“What a notion for a vaudeville or an operetta!” he exclaimed. “We have the Mariage au tambour, the Mariage aux olives, the Mariage aux lanternes—well, this will be the Mariage en railway, or the Marriage by Steam! Good titles, all those, Monsieur Claudius! Your Yankee can reckon on me! Witness old or young, noble father or first lover, marquis or peasant, as you like, I am equal to it——”
“Be natural, please,” said I. “It will have a good effect, considering the scenery.”
“Is Madame Caterna to come to the wedding?”
“Why not—-as bridesmaid!”

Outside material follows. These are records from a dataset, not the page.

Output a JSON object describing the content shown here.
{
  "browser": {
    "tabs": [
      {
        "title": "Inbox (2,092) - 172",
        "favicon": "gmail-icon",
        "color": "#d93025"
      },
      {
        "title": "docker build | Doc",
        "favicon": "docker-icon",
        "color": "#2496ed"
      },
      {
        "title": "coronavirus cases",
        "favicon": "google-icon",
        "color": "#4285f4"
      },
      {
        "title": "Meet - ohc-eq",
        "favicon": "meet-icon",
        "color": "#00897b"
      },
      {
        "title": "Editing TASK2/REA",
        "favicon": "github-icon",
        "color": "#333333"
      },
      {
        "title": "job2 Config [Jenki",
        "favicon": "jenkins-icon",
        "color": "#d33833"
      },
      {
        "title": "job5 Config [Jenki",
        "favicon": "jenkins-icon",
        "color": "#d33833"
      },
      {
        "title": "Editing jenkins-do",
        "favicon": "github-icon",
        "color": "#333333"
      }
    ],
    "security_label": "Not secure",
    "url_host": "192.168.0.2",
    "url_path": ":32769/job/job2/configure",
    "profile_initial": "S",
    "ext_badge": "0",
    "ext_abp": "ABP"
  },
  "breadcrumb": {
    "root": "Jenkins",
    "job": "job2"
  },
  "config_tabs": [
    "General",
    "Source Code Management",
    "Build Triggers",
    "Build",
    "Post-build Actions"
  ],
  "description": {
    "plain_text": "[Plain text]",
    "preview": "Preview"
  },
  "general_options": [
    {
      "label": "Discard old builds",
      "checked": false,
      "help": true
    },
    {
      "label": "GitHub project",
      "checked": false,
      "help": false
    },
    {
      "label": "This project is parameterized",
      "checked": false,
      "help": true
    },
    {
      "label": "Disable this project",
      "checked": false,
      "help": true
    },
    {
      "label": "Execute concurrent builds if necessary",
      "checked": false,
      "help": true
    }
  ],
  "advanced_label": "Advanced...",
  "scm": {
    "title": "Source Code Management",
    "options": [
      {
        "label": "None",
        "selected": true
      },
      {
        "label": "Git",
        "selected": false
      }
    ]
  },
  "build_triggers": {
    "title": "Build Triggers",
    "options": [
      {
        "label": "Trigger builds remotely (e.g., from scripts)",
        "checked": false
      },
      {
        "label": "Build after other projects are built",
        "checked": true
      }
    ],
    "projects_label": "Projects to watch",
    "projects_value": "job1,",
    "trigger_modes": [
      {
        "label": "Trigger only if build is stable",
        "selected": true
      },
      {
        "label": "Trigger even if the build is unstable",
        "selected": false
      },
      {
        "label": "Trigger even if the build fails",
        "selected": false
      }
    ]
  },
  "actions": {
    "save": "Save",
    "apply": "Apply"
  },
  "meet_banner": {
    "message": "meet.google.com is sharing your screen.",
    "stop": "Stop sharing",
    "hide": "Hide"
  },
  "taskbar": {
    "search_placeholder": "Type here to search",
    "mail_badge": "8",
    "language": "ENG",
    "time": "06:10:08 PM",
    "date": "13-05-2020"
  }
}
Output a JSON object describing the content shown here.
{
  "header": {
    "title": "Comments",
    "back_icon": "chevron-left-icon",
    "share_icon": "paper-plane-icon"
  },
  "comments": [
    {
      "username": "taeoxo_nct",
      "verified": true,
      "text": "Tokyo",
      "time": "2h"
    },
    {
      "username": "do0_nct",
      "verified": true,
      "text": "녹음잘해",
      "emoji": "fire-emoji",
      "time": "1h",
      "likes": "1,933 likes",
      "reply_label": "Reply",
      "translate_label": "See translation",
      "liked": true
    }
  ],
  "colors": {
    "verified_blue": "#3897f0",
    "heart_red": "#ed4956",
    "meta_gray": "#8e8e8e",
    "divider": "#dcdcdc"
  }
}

In all that concerns the traditional functions we must have no difficulties on the Grand Transasiatic.
It is too late for the ceremony to take place to-day. Ephrinell understood that certain conventionalities must be complied with. The celebration could take place in the morning. The passengers could all be invited, and Faruskiar might be prevailed on to honor the affair with his presence.
During dinner we talked of nothing else. After congratulating the happy couple, who replied with true Anglo-Saxon grace, we all promised to sign the marriage contract.
“And we will do honor to your signatures,” said Ephrinell, in the tone of a tradesman accepting a bill.
The night came, and we retired, to dream of the marriage festivities of the morrow. I took my usual stroll into the car occupied by the Chinese soldiers, and found the treasure of the Son of Heaven faithfully guarded. Half the detachment were awake and half were asleep.
About one o’clock in the morning I visited Kinko, and handed him over my purchases at Nia. The young Roumanian was in high spirits. He anticipated no further obstacles, he would reach port safely, after all.
“I am getting quite fat in this box,” he told me.
I told him about the Ephrinell-Bluett marriage, and how the union was to be celebrated next morning with great pomp.
“Ah!” said he, with a sigh. “They are not obliged to wait until they reach Pekin!”
“Quite so, Kinko; but it seems to me that a marriage under such conditions is not likely to be lasting! But after all, that is the couple’s lookout.”
At three o’clock in the morning we stopped forty minutes at Tchertchen, almost at the foot of the ramifications of the Kuen Lun. None of us had seen this miserable, desolate country, treeless and verdureless, which the railway was now crossing on its road to the northeast.
Day came; our train ran the four hundred kilometres between Tchertchen and Tcharkalyk, while the sun caressed with its rays the immense plain, glittering in its saline efflorescences.